To demonstrate that zeolites do not split water molecules into hydrogen and oxygen it is useful to look at current hydrogen production methods. Hydrogen production in the U. S. amounts to about 3 billion cubic feet per year. There are currently five methods used to produce hydrogen; steam on heated carbon, decomposition of certain hydrocarbons with heat, reaction of sodium or potassium hydroxide on aluminum, electrolysis of water, or displacement from acids by certain metals. It should be noted that none of these processes utilize zeolites as the agent to effect a chemical change or splitting. One of the major impediments currently to fuel cell development is a reliable, affordable way to obtain hydrogen without producing other pollutants. Keep in mind that, even though hydrogen is the most abundant matter in the universe it does not exist by itself (on Earth anyway) except in trace amounts in the atmosphere. We cannot merely pump it from air.

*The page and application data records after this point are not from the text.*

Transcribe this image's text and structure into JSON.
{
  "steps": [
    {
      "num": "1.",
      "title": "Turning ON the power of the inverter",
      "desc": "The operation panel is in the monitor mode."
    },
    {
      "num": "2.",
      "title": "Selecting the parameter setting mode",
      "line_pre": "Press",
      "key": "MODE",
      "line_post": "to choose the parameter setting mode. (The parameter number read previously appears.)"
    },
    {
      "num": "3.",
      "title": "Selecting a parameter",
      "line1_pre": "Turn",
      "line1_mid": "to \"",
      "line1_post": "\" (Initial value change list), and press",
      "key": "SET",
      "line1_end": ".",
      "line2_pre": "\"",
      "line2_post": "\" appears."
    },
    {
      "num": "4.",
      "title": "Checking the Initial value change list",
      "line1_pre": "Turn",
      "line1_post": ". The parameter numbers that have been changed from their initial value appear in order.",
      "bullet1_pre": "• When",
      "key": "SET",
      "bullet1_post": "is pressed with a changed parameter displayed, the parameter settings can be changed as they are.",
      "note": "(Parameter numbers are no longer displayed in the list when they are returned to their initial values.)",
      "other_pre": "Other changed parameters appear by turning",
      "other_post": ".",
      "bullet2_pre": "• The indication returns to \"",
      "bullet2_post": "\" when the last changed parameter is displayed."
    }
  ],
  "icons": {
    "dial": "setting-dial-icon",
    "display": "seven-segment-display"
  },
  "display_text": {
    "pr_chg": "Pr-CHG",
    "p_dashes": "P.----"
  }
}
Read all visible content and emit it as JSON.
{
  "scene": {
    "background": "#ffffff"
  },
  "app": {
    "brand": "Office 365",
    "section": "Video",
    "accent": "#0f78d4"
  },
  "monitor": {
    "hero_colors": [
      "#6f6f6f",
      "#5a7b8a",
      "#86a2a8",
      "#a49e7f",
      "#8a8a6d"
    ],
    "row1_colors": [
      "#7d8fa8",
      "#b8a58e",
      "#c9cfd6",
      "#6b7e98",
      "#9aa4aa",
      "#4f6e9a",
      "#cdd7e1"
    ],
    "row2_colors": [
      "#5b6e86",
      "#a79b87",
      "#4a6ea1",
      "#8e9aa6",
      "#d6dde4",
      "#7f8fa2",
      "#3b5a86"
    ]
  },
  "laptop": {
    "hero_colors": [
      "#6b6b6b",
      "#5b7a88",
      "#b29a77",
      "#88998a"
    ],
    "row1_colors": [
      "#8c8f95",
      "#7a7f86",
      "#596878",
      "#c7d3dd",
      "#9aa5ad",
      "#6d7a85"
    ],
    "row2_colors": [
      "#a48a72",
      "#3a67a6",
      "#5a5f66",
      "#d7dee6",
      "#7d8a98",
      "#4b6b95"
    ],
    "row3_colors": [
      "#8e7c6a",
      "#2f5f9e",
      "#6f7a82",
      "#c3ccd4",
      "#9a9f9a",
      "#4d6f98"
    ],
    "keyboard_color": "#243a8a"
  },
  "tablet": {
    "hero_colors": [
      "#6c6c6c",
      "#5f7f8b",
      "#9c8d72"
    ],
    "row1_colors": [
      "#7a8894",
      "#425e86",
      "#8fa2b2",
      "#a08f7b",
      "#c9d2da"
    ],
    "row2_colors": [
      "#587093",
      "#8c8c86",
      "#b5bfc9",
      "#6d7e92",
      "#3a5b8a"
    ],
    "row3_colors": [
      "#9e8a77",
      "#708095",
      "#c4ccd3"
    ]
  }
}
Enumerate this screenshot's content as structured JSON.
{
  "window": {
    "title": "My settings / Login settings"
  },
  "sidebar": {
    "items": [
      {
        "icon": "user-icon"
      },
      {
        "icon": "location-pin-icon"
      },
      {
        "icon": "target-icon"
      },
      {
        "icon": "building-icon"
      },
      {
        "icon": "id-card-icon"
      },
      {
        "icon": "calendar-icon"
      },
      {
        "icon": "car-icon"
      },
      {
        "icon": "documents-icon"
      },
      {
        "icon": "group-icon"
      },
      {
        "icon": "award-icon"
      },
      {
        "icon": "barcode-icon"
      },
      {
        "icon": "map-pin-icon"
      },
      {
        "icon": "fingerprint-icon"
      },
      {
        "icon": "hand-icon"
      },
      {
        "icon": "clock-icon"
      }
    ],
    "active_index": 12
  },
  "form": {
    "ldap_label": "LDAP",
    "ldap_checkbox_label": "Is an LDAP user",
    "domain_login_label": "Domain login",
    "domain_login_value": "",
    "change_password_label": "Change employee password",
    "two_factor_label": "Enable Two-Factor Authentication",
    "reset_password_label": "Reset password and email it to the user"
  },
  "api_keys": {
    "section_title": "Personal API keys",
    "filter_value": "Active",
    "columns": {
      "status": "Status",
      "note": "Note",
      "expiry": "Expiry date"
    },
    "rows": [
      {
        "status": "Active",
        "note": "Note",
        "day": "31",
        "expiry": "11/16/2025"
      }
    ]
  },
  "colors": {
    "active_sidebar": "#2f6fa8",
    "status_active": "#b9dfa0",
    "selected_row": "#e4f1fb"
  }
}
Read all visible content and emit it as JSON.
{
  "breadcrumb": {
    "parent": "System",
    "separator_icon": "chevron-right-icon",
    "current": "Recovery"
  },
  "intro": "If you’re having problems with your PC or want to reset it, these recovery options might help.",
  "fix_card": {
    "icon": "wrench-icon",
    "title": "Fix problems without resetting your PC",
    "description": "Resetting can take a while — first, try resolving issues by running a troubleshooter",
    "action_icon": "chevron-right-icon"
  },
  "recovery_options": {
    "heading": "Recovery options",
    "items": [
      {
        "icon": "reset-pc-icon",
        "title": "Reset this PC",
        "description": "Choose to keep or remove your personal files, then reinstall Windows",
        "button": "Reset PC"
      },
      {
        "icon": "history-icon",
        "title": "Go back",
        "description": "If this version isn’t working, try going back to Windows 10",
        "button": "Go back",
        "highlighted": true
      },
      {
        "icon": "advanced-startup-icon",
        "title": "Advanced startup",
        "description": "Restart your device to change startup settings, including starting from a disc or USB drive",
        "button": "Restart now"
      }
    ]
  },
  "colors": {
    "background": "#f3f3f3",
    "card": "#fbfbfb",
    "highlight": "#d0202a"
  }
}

Also, hydrogen is an extremely flammable gas. It seems unlikely, even if zeolites could break out hydrogen, that you would want to introduce pure hydrogen into an air stream and then pass that air stream over electrical equipment. It should also be noted that hydrogen combines with other elements to form very noxious (hydrogen sulfide) and/or very toxic and corrosive (hydrogen chloride) compounds.
Odor Control and Removal
In general, zeolites are much less effective than carbon for odor control. While zeolites perform almost as well as carbon for ammonia odors they are inferior in virtually all other instances and have little or no ability to eliminate many odors. Zeolites, like carbon, can be used in conjunction with other reactive agents, such as potassium permanganate, to remove some specific contaminants. It is not the zeolite that is effective however, it is the additional agent. Also, to regenerate zeolites requires the same mechanisms as discussed in moisture regeneration and it is unlikely that low temperatures would be effective. Further, it would not be wise to bake these zeolites in indoor ovens because you would not know what contaminants might be released into the indoor space. In practice, zeolites are not regenerated except in mechanisms like desiccant wheels which exhaust to the outdoors. In contrast, activated carbon has a capacity for virtually all vapor contaminants. This is why, activated carbon or impregnated carbon are used almost exclusively in vapor contaminant control and removal.
Price of Zeolites
Zeolites are inexpensive, readily available and can be easily purchased. The Zeolite Clinitilophite is available at about $200 a ton or 10 to 14 cents a pound. Chabazite is slightly more.